I am a novelist, short story writer, essayist, academic, and teacher with more than three decades worth of experience in undergraduate and graduate education. I have taught critical theory, American literature, modernism, and creative writing.
I have directed two Study Abroad programs in London for the University of Connecticut (in 1999-2000 and 2007-2008), and developed programs in creative writing at UCONN, Kingston University (London) and, most recently, at St Mary's University College. From 2007-2013, I developed the first MFA program in creative writing at Kingston University, directing that program from 2011-2013. From 1989 until 2007, I developed the Creative Writing program at University Connecticut - editing the literary magazine, initiating a Visiting Writers program that is now known as one of the best in the country, and promoting recruitment of experienced CW faculty. I directed several strong PhD dissertations for candidates who have gone on to productive careers in university teaching and research. In 2007, I joined the faculty at Kingston University. I directed more than two dozen dissertations at the MA and MFA levels, and I established potentially productive relationships with several American MFA programs and their faculties.
I have received a Student-Led Teaching Award for Best Program Development as well as being Runner Up as Best Postgraduate Tutor. I am currently half-time at SMUC, and enjoy my time there teaching at the undergraduate level while helping develop their new MA program in First Novel Writing. Additionally, at City Lit, I am currently developing their first online program in creative writing.
I consider myself an enthusiastic, energetic, and confident teacher - whatever the age or experience of my students. I am also a native Californian and would love an opportunity to put my four decades of teaching experience to use in my home state. I enjoy writing sentences, paragraphs, stories and essays; I hope to communicate that same sense of pleasure in writing to my students.
Education & Certification
Undergraduate Degree: University of California-Los Angeles - Bachelors, English
Graduate Degree: University of California-Irvine - PHD, English
Reading, writing, movies, and current affairs
Q & A
How can you help a student become an independent learner?
Through patience, repetition, and practice. And by teaching them ways to read, evaluate, and revise their own prose.
How would you help a student stay motivated?
Teach them the pleasures of good prose, which are most apparent when you read good prose out loud. I also encourage them to WRITE AND READ GOOD PROSE every day!
If a student has difficulty learning a skill or concept, what would you do?
Help them understand that we don't learn new concepts by banging our heads against them. Doing a little work on the problem every day will get you through in the end.
How do you help students who are struggling with reading comprehension?
Reading aloud - to yourself, or to others - is a great way to learn to appreciate the pleasures of good prose. Once you enjoy those pleasures, you will want to communicate those pleasures to other readers. Reading requires patience, focus, and a GOOD book - NOT necessarily a book you are SUPPOSED to read!
What strategies have you found to be most successful when you start to work with a student?
Patience, clarity, repetition. I find that close reading of work - the student's reading assignment, or the student's first written response to that assignment - is a good place to start thinking about how sentences operate.

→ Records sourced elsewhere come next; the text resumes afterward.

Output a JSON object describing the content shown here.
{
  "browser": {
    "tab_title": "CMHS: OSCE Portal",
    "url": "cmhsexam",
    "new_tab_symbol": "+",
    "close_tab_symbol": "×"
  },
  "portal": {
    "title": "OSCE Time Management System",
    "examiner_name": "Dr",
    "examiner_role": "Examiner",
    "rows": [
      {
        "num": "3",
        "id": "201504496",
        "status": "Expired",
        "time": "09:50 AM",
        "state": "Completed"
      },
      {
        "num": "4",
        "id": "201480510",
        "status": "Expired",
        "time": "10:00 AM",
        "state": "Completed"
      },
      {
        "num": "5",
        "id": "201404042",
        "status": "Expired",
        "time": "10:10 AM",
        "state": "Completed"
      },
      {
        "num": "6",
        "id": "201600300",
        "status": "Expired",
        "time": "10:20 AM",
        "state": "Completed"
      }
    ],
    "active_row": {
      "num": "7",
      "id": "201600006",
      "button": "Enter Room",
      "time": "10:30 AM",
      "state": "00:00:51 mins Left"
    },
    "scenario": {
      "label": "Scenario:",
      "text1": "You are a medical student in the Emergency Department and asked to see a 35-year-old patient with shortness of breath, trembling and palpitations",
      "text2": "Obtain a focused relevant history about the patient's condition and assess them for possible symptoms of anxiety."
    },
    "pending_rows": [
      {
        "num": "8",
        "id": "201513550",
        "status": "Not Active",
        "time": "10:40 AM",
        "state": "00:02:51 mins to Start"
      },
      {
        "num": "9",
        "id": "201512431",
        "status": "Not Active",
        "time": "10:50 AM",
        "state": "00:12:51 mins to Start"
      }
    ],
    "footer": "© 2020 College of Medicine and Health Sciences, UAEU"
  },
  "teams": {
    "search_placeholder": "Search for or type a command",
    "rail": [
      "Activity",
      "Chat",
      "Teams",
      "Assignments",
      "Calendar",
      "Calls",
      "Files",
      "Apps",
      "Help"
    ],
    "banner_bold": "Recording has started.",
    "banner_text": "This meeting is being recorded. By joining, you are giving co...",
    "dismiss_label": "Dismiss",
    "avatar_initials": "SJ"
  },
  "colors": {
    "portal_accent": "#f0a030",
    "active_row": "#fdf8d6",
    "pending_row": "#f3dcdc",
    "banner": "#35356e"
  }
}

How would you help a student get excited/engaged with a subject that they are struggling in?
Encouraging the student to find their own personal interest in a text, an argument, an issue - and proceeding from there.
What techniques would you use to be sure that a student understands the material?
Discussion, reading aloud, Socratic questions. It often helps for the student to write down their first responses to a text or a problem, and trying to revise that response for clarity and argument.
How do you build a student's confidence in a subject?
Finding THEIR interest in a subject is step one. Helping them understand that what they're TOLD to understand is not necessarily quite as interesting!
How do you evaluate a student's needs?
I ask them: "Hey, what are your needs?" I find that most students need the same things: practice, daily exercise in the subject, and developing their own personal enthusiasm.
How do you adapt your tutoring to the student's needs?
I try, try again.
What types of materials do you typically use during a tutoring session?
Normally we will discuss the student's interests in a subject. Then we will explore a text, or an issue, from the student's course work. Then, most importantly, we will look closely at the student's prose, and develop techniques for revising, and clarifying that prose.
What is your teaching philosophy?
Try, try again. And WRITE AND READ EVERY DAY!
What might you do in a typical first session with a student?
As I said, read closely (and sometimes aloud) significant passages from the student's own work, or assigned reading, and discuss.